How to Protect Seniors From Financial Scams
Since older people often live alone, are unfamiliar with technology, have caregivers come into their homes or suffer from Alzheimer’s disease or dementia, criminals tend to see them as easy prey. Here are some tips to protect your loved ones.
Be Aware of Common Types of Scams
Financial scams that target seniors tend to fall into a few categories. Some involve a person who claims to represent the government and calls an older adult regarding Social Security or Medicare. The individual may claim that information must be verified, a bank account or credit card number is needed or a senior has violated the law.
Generally speaking, a representative from a government agency will only contact someone by telephone if that individual contacted the agency first.
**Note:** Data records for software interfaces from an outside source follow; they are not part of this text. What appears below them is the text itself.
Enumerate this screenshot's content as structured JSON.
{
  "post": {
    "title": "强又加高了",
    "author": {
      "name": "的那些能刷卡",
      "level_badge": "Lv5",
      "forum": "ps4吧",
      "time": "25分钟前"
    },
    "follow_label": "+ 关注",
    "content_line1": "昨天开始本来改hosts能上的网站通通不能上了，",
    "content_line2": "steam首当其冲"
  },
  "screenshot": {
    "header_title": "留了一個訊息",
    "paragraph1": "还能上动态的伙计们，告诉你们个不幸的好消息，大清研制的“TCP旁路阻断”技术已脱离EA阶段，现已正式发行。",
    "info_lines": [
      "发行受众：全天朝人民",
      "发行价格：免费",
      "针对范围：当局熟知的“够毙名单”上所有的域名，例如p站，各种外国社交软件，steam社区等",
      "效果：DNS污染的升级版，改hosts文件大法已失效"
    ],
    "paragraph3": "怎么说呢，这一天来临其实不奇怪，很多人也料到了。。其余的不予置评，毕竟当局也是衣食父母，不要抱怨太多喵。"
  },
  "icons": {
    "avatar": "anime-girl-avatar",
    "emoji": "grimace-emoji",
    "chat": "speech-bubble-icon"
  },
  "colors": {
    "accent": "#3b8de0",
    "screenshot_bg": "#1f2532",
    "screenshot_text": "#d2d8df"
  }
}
Advise your relative to hang up if a caller claims to represent the government, but your loved one didn’t initiate contact.
Scammers sometimes contact seniors claiming that they have won a prize. Unless an individual specifically remembers entering a contest, it’s usually safe to assume that it’s a scam.
Criminals often take advantage of seniors’ generosity by collecting fraudulent donations. Individuals may call to solicit contributions or even create websites that are similar to those of reputable nonprofits. Tell your loved one not to respond to telephone solicitations and to research a charity to make sure it’s legitimate before making a donation. Show your relative where to look for a lock on a website that shows that it’s secure.
Another common financial scam involves someone contacting an individual claiming that a family member, such as a grandchild, has been seriously injured or arrested. The caller may ask a senior to provide financial information, wire money or send cash. Tell your relative to hang up if he or she receives such a call and to get in touch with a family member to find out if there is any truth to the story.
In-home caregivers who work with seniors should undergo background checks, but sometimes agencies don’t uncover information about financial wrongdoing because it occurred in another state or because it was never reported. If your loved one has an aide who helps with household tasks, make sure that individual doesn’t have access to your relative’s bank account information, credit or debit cards, retirement accounts or Social Security number.
Keep Financial Information Safe
Talk to your relative about common scams targeting seniors. Discuss why and how bank account information, credit cards and Social Security numbers should be protected. Buy a paper shredder so sensitive information doesn’t get tossed in the trash, stolen and used to commit identity theft. Discuss ways to tell the difference between a trustworthy website and one that may be a scam. Tell your loved one that if he or she has any reason to suspect that a person or organization may not be legitimate, the best course of action is to cut off contact immediately.